The data is to be reproduced in full and without error.

[Records from a data collection]
%%

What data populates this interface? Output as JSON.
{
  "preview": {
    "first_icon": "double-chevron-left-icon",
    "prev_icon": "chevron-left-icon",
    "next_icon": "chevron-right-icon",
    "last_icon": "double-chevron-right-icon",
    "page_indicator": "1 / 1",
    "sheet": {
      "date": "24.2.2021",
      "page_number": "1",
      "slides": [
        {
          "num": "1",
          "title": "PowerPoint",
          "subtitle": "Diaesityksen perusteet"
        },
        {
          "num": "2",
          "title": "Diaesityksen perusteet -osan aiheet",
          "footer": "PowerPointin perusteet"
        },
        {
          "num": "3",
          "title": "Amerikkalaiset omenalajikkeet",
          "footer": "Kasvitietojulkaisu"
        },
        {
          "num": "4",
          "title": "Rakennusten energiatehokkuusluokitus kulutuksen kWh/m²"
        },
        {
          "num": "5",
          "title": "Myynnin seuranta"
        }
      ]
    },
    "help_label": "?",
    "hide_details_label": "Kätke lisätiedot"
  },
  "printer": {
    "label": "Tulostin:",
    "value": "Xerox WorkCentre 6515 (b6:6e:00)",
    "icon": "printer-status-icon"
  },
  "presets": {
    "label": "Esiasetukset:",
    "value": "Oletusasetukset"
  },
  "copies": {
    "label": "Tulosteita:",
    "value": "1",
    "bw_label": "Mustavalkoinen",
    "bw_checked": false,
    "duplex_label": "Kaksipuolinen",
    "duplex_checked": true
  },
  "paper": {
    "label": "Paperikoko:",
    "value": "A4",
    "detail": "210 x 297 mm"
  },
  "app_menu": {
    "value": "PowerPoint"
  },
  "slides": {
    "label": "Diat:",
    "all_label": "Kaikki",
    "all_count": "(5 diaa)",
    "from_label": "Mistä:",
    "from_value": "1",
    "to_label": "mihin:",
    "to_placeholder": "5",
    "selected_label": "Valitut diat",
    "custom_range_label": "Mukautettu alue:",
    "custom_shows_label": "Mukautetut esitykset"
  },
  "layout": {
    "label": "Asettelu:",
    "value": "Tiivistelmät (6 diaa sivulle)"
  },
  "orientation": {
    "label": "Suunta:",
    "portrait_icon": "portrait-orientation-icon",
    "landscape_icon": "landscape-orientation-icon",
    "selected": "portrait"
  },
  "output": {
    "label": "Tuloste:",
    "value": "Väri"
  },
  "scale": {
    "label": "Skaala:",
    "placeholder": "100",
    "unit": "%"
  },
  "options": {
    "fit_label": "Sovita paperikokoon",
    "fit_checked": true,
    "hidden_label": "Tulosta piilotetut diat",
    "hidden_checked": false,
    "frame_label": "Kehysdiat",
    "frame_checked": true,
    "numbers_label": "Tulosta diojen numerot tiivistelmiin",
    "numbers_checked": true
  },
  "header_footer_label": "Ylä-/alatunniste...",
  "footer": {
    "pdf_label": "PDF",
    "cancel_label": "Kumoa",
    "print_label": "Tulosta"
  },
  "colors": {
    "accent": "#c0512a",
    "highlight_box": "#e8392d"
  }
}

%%

Answer space =
What data populates this interface? Output as JSON.
{
  "preview": {
    "first_icon": "double-chevron-left-icon",
    "prev_icon": "chevron-left-icon",
    "next_icon": "chevron-right-icon",
    "last_icon": "double-chevron-right-icon",
    "page_indicator": "1 / 1",
    "sheet": {
      "date": "24.2.2021",
      "page_number": "1",
      "slides": [
        {
          "num": "1",
          "title": "PowerPoint",
          "subtitle": "Diaesityksen perusteet"
        },
        {
          "num": "2",
          "title": "Diaesityksen perusteet -osan aiheet",
          "footer": "PowerPointin perusteet"
        },
        {
          "num": "3",
          "title": "Amerikkalaiset omenalajikkeet",
          "footer": "Kasvitietojulkaisu"
        },
        {
          "num": "4",
          "title": "Rakennusten energiatehokkuusluokitus kulutuksen kWh/m²"
        },
        {
          "num": "5",
          "title": "Myynnin seuranta"
        }
      ]
    },
    "help_label": "?",
    "hide_details_label": "Kätke lisätiedot"
  },
  "printer": {
    "label": "Tulostin:",
    "value": "Xerox WorkCentre 6515 (b6:6e:00)",
    "icon": "printer-status-icon"
  },
  "presets": {
    "label": "Esiasetukset:",
    "value": "Oletusasetukset"
  },
  "copies": {
    "label": "Tulosteita:",
    "value": "1",
    "bw_label": "Mustavalkoinen",
    "bw_checked": false,
    "duplex_label": "Kaksipuolinen",
    "duplex_checked": true
  },
  "paper": {
    "label": "Paperikoko:",
    "value": "A4",
    "detail": "210 x 297 mm"
  },
  "app_menu": {
    "value": "PowerPoint"
  },
  "slides": {
    "label": "Diat:",
    "all_label": "Kaikki",
    "all_count": "(5 diaa)",
    "from_label": "Mistä:",
    "from_value": "1",
    "to_label": "mihin:",
    "to_placeholder": "5",
    "selected_label": "Valitut diat",
    "custom_range_label": "Mukautettu alue:",
    "custom_shows_label": "Mukautetut esitykset"
  },
  "layout": {
    "label": "Asettelu:",
    "value": "Tiivistelmät (6 diaa sivulle)"
  },
  "orientation": {
    "label": "Suunta:",
    "portrait_icon": "portrait-orientation-icon",
    "landscape_icon": "landscape-orientation-icon",
    "selected": "portrait"
  },
  "output": {
    "label": "Tuloste:",
    "value": "Väri"
  },
  "scale": {
    "label": "Skaala:",
    "placeholder": "100",
    "unit": "%"
  },
  "options": {
    "fit_label": "Sovita paperikokoon",
    "fit_checked": true,
    "hidden_label": "Tulosta piilotetut diat",
    "hidden_checked": false,
    "frame_label": "Kehysdiat",
    "frame_checked": true,
    "numbers_label": "Tulosta diojen numerot tiivistelmiin",
    "numbers_checked": true
  },
  "header_footer_label": "Ylä-/alatunniste...",
  "footer": {
    "pdf_label": "PDF",
    "cancel_label": "Kumoa",
    "print_label": "Tulosta"
  },
  "colors": {
    "accent": "#c0512a",
    "highlight_box": "#e8392d"
  }
}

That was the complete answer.